- **DIRECTIONS FOR THIS TASK**
Every line that holds the word "object" needs to be copied from the data below.

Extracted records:
┌──
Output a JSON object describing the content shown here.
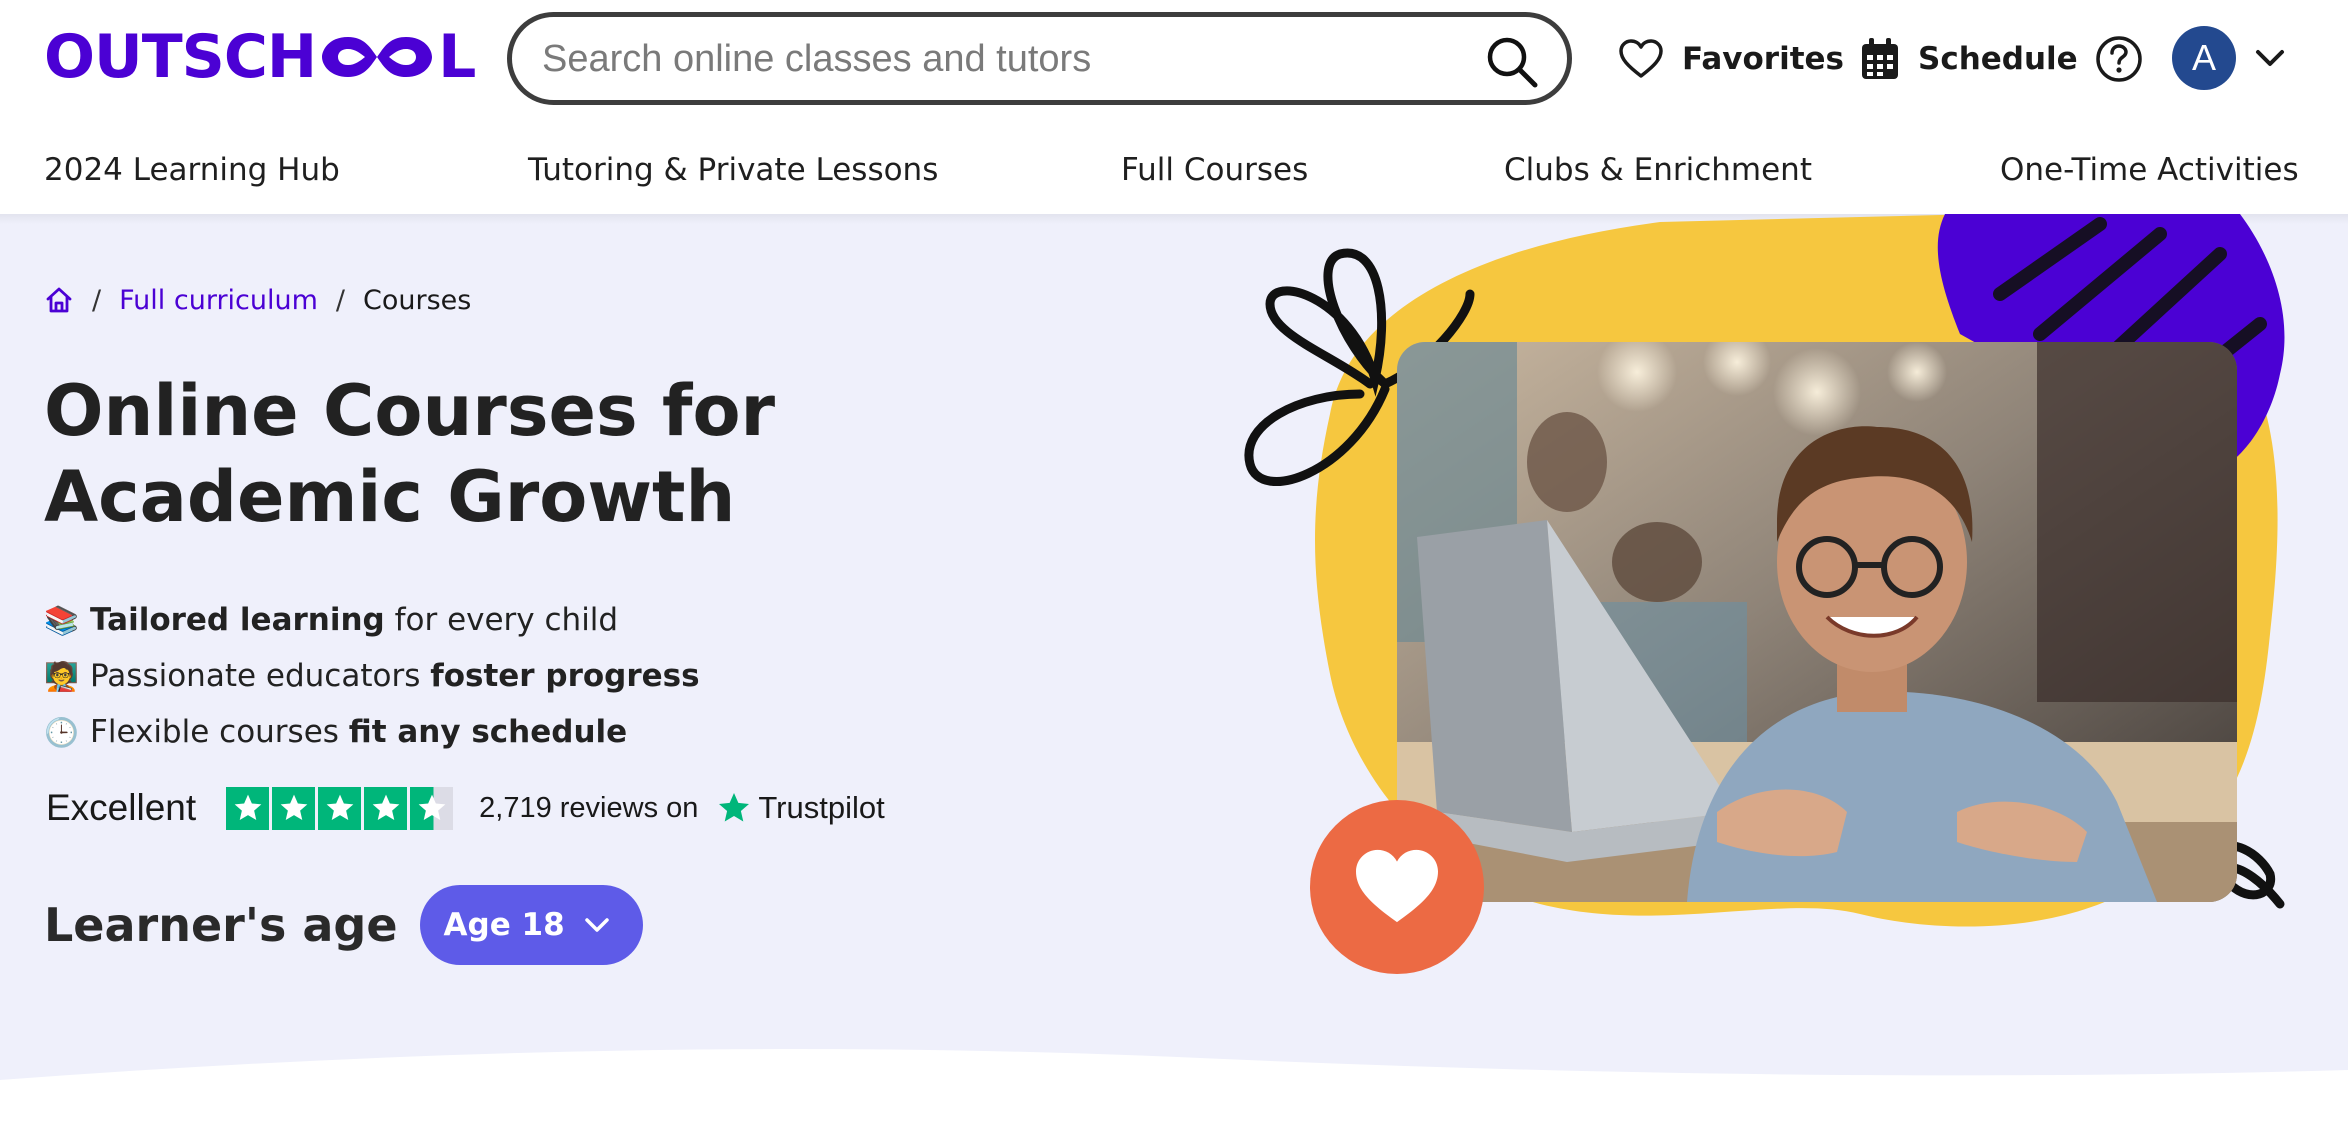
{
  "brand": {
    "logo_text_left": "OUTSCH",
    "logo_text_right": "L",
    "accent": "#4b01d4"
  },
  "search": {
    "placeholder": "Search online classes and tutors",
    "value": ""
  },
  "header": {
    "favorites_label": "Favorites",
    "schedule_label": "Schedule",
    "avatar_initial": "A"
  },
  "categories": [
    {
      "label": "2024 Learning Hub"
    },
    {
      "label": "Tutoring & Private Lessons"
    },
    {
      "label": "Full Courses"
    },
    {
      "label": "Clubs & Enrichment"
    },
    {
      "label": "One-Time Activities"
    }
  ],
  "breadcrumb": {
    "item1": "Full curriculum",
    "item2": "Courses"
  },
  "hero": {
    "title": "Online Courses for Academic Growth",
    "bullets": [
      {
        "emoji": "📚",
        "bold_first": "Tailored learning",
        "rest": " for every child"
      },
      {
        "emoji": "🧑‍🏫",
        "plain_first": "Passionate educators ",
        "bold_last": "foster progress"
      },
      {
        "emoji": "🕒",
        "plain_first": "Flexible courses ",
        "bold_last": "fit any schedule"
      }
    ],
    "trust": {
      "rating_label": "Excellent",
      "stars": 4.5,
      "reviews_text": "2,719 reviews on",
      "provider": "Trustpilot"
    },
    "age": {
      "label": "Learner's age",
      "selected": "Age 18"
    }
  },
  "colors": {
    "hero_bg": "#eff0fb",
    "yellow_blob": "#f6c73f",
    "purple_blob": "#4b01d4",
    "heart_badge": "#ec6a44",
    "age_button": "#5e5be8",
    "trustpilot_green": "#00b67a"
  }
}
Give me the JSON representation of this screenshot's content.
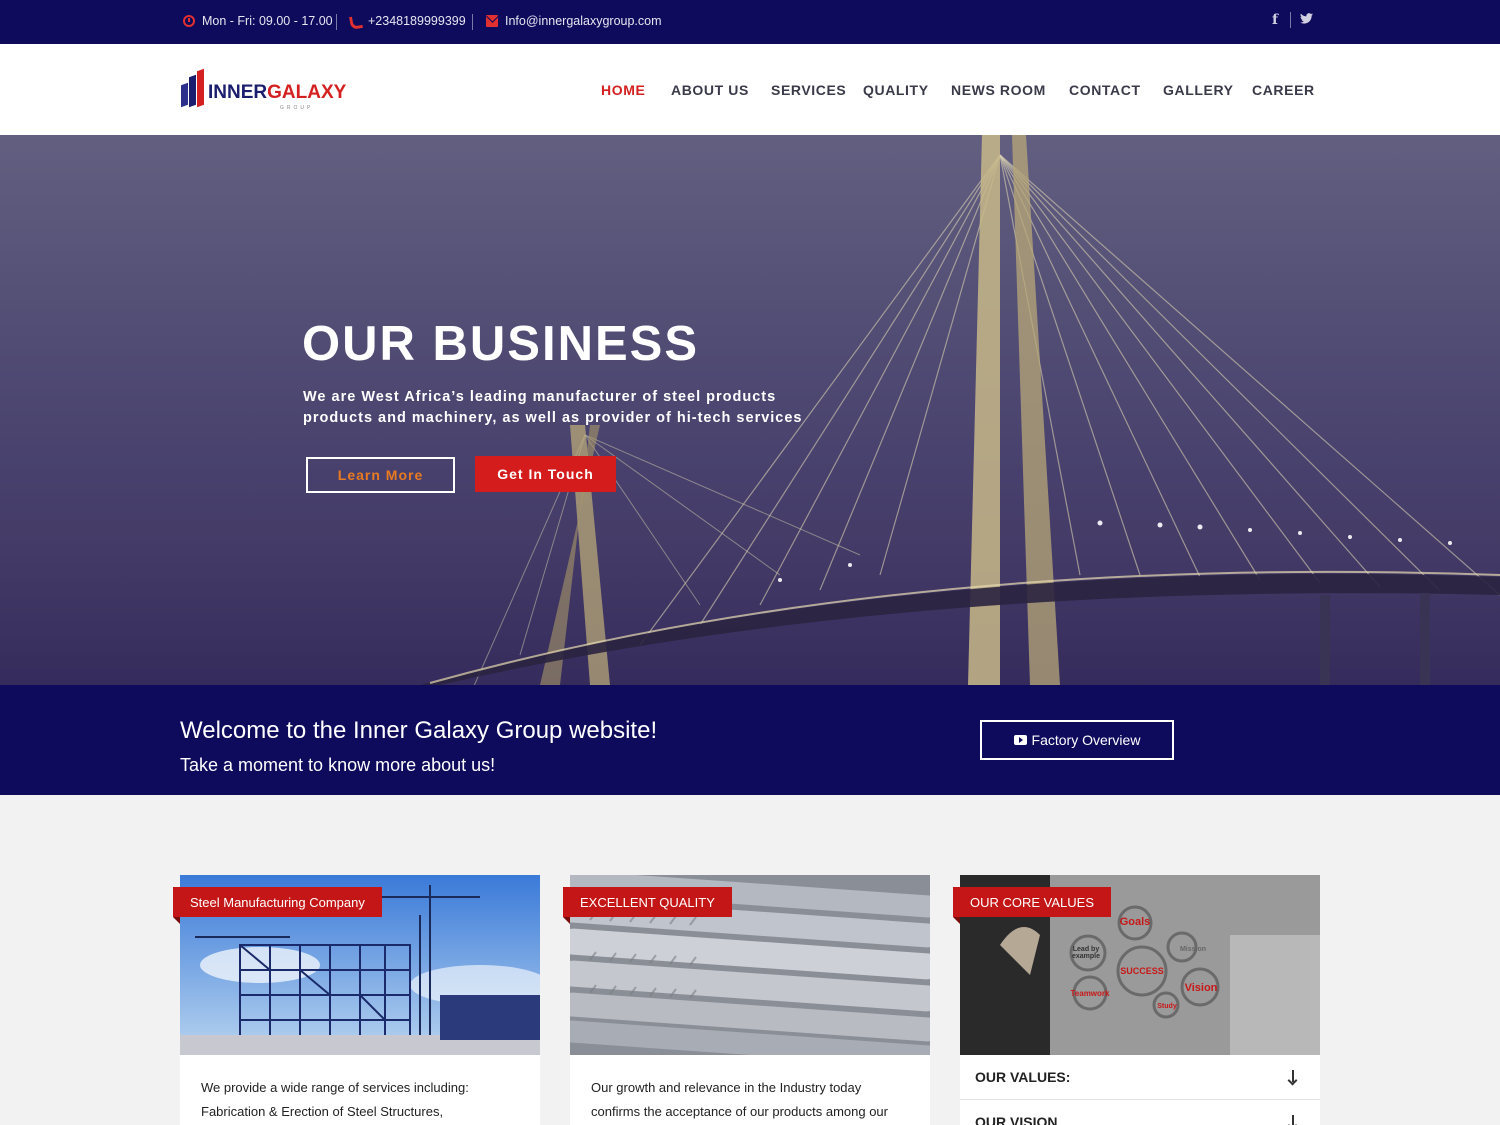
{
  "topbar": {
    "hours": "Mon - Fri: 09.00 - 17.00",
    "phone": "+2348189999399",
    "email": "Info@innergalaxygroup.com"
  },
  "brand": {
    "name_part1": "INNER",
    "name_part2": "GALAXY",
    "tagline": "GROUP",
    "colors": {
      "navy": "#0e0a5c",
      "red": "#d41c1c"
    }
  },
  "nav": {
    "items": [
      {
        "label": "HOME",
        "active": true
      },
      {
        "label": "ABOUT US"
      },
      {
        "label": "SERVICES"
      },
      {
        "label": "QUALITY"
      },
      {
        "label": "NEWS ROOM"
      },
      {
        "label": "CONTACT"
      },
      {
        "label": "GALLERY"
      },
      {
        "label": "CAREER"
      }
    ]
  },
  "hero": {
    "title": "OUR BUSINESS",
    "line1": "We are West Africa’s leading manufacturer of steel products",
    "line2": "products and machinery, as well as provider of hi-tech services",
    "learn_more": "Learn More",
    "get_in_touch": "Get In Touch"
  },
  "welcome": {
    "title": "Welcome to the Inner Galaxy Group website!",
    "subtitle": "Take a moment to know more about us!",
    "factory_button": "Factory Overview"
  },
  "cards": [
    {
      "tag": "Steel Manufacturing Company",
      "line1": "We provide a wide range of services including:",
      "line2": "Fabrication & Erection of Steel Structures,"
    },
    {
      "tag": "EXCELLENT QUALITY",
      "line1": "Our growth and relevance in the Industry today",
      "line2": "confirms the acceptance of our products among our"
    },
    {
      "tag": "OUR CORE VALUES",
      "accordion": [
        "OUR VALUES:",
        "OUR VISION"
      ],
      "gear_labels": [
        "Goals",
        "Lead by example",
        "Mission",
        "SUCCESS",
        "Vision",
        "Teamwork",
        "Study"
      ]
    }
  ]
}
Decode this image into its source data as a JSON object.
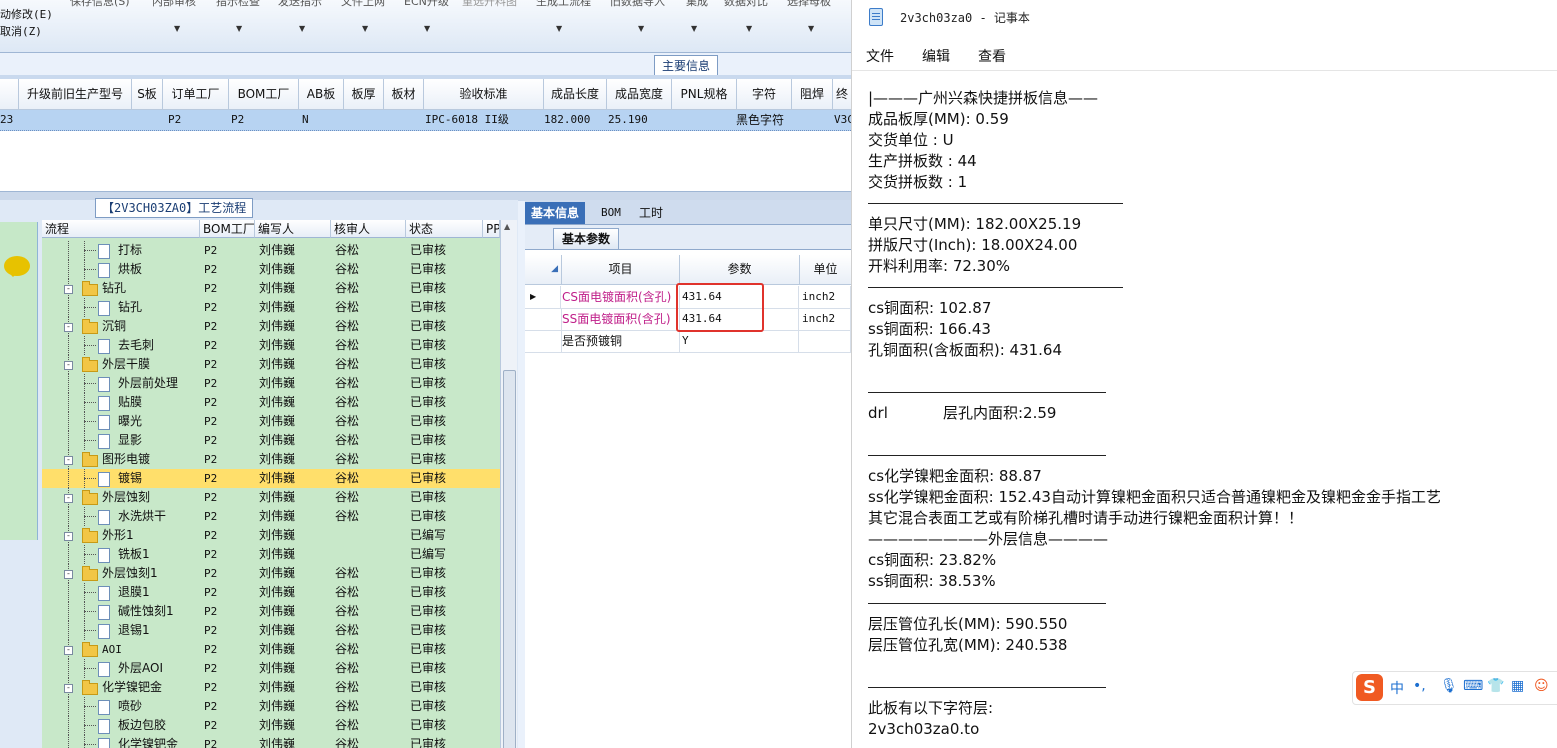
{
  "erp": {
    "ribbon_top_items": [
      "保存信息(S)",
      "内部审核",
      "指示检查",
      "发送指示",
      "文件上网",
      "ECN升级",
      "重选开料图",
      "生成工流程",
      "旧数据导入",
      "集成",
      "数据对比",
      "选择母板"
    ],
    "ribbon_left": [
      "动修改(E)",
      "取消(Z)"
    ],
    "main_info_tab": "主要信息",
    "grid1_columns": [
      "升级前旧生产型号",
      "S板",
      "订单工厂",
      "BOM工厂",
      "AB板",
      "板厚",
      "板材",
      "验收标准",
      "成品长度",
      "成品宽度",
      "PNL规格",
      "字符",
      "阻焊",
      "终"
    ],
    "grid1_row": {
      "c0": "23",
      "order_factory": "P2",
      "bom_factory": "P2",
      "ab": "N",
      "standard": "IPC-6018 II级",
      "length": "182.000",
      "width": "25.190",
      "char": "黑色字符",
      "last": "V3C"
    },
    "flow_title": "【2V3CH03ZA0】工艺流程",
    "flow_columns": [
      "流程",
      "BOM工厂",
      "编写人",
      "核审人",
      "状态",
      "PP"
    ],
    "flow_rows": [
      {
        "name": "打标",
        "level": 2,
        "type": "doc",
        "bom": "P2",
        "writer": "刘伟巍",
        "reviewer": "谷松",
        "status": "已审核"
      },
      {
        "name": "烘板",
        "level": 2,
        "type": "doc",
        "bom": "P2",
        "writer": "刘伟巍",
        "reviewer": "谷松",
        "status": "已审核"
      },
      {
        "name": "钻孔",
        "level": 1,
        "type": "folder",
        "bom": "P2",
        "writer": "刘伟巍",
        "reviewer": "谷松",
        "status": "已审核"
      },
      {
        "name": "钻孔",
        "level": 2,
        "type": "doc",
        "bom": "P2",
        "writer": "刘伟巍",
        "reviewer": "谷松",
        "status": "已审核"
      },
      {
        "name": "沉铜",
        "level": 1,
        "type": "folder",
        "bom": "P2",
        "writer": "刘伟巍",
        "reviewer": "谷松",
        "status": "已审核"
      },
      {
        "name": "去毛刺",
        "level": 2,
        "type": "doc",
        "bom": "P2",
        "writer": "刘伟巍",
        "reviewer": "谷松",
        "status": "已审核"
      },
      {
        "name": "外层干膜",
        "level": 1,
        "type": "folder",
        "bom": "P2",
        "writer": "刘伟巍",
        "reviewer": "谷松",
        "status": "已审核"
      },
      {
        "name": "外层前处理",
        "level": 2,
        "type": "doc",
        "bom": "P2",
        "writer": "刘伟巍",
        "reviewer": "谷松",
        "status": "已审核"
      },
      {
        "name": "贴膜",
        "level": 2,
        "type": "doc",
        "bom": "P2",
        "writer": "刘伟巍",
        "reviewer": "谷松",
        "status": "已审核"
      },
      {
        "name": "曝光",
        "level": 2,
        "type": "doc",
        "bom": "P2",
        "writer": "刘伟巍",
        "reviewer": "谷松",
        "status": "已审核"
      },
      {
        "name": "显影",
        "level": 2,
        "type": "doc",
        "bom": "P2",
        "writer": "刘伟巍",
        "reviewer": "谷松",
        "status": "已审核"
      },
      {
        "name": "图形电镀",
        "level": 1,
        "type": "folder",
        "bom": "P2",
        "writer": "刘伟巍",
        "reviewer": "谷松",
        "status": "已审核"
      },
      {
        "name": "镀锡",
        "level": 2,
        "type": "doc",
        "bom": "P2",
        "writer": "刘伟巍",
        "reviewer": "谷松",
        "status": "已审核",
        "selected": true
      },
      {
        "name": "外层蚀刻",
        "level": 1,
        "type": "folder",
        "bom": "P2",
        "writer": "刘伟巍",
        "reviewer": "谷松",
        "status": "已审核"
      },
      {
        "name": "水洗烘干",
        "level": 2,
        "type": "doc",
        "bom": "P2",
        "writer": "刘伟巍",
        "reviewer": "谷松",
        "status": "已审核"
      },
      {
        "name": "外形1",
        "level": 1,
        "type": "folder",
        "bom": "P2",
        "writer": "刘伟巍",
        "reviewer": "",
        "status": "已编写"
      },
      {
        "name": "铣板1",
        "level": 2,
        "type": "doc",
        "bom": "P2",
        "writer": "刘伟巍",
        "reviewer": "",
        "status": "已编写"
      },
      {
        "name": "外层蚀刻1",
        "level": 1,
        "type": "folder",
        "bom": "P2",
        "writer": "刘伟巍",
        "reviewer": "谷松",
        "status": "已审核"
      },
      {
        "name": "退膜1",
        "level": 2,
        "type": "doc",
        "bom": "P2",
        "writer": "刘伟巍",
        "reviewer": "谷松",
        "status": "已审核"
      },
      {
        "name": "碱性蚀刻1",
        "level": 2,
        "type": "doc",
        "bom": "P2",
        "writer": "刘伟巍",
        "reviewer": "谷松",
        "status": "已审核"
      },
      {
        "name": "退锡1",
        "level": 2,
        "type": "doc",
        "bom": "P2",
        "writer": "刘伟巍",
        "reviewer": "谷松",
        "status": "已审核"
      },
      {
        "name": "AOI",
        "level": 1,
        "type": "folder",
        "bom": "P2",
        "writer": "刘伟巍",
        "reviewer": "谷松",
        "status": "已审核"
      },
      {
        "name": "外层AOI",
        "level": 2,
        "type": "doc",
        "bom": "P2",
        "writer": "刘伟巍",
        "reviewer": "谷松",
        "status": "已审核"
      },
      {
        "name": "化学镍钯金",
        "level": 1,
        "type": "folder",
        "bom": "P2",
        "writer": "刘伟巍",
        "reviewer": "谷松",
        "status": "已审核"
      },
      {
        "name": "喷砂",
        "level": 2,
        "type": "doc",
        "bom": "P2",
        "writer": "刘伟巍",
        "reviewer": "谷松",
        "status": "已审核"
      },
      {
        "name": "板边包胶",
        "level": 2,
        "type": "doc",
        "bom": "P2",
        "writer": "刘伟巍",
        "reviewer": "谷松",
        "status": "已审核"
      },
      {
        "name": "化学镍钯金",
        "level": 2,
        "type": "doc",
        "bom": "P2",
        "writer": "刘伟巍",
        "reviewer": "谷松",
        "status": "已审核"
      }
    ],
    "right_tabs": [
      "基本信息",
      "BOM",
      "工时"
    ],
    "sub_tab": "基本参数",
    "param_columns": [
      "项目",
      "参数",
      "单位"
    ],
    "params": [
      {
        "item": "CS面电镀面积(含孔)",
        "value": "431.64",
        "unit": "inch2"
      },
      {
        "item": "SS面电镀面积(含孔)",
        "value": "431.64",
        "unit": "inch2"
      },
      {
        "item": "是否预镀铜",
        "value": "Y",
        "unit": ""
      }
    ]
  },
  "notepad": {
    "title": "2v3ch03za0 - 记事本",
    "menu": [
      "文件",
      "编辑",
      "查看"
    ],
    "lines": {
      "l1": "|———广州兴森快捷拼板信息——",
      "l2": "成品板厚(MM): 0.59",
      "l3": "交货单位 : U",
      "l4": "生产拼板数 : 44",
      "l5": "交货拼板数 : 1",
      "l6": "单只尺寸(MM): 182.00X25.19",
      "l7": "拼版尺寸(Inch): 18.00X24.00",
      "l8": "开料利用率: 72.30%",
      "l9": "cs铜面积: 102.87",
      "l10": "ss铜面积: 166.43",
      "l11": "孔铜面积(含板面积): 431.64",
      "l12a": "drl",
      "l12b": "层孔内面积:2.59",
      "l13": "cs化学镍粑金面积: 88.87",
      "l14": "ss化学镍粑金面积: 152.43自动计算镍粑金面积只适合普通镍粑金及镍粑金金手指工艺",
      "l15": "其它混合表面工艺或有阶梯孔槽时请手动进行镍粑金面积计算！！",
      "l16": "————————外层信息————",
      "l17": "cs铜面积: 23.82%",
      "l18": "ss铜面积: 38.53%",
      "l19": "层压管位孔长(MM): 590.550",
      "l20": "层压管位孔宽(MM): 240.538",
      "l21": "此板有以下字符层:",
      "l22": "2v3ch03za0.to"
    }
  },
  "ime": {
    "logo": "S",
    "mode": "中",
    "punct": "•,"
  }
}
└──
- **EXERCISE ANSWER**
Output a JSON object describing the content shown here.
Decode this image into its source data as a JSON object.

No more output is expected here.